5 2015 Oscars Life Lessons Because We'd Better Learn Something After Three-And-A-Half Hours
Hey, the Academy Awards are so much more than giving awards and gorgeous dresses. You can learn a thing or two about life during the very long and drawn out annual salute to film-making, especially during the 2015 Oscars on Sunday night. Winners have a tendency to pass on their wisdom in the acceptance speeches, giving us their life advice from the pinnacle they reached by winning that golden man. Or maybe it's just the adrenaline of accepting an Oscar in front of millions of people around the world? Either way, I learned a lot of life lessons from the Oscars on Sunday and now I'm passing them onto you.
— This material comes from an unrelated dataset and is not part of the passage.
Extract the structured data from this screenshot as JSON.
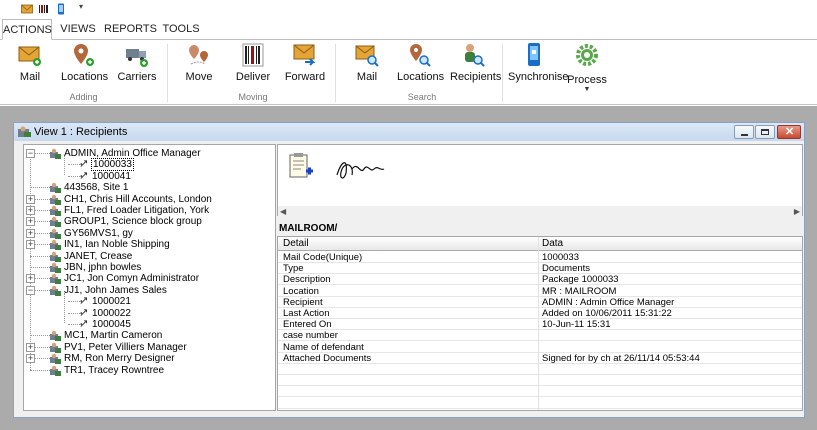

Last year, I think we all learned that a selfie — especially one starring Ellen DeGeneres and a horde of celebs — can live in in perpetuity on the internet pretty much forever (is it me or are people STILL retweeting it?). I personally learned that the Academy Awards ceremony is so much more entertaining when DeGeneres orders pizza during it. (If there's anything this Oscars ceremony was missing, it was pizza.) But hey, at least we had dancing Storm Troopers, Neil Patrick Harris in his tighty-whities, Octavia Spencer guarding a lockbox, and a few other noteworthy moments.
But mostly importantly, we learned how to be better people. Here are the life lessons to take away from the 2015 Oscars:
1. Call Your Mom, Kids
J.K. Simmons demanded it in his acceptance speech for Best Supporting Actor. "And if i may, call your mom," he said. "Everybody — I'm told there's like a billion people or so.Call your mom, call your dad. If you are lucky enough to have a parent or two alive on this planet, call them. Don't text, don't e-mail. Call them on the phone. Tell them you love them and thank them and will be to them for as long as they want to talk to you."
2. Women Deserve Equal Pay (We Kinda Already Knew That Though)
Thank you, Patricia Arquette, for an acceptance speech that had an amazing speech — and was even Meryl Streep-approved (the dream, right?).
"To every woman who gave birth, to every taxpayer and citizen of this nation, we have fought for everybody else’s equal rights," she said. "It’s time to have wage equality once and for all. And equal rights for women in the United States of America.”
3. We Should Talk About Suicide
Dana Perry, along with Ellen Goosenberg Kent, accepted the Best Documentary Oscar for Crisis Hotline: Veterans Press 1 with a special message.
"My main objective was to honor the responders and staff of the Veterans Crisis Line and the souls out there who are reaching out for help,” she said. “I have a personal connection to the subject, I lost my son, who was 15 when he killed himself. We need to talk about suicide out loud to work against the stigma. The best prevention for suicide is awareness and discussion. We have a crisis with our veterans. More veterans have killed themselves than who died in these wars."
4. The Struggle for Justice is Now
John Legend said it best when he and Common accepted their Oscar for "Glory," their very moving song from the film Selma.
"Nina Simone said it’s an artist’s duty to reflect the times in which we live. We wrote this song for a film that was based on events that were 50 years ago, but we say Selma is now, because the struggle for justice is right now. We know that the voting rights, the act that they fought for 50 years ago is being compromised right now in this country today. We know that right now the struggle for freedom and justice is real. We live in the most incarcerated country in the world. There are more black men under correctional control today than were under slavery in 1850. When people are marching with our song, we want to tell you that we are with you, we see you, we love you, and march on."
5. Stay Weird, Because Your Moment Will Come
Screenwriter Graham Moore accepted his Best Adapted Screenplay award for The Imitation Game by mentioning a very dark time in his life when he was 16 years old and what he learned from it.
"So in this brief time here, what I want to use it to do is to say this: When I was 16 years old, I tried to kill myself, because I felt weird, and I felt different. And I felt like I did not belong. And now I'm standing here, and I would like for this moment to be for that kid out there who feels like she's weird, or she's different, or she doesn't fit in anywhere. Yes, you do. I promise you do. Stay weird, stay different. And then when it's your turn, and you are standing on this stage, please pass that same message to the next person who comes along."
Images: Getty Images (3)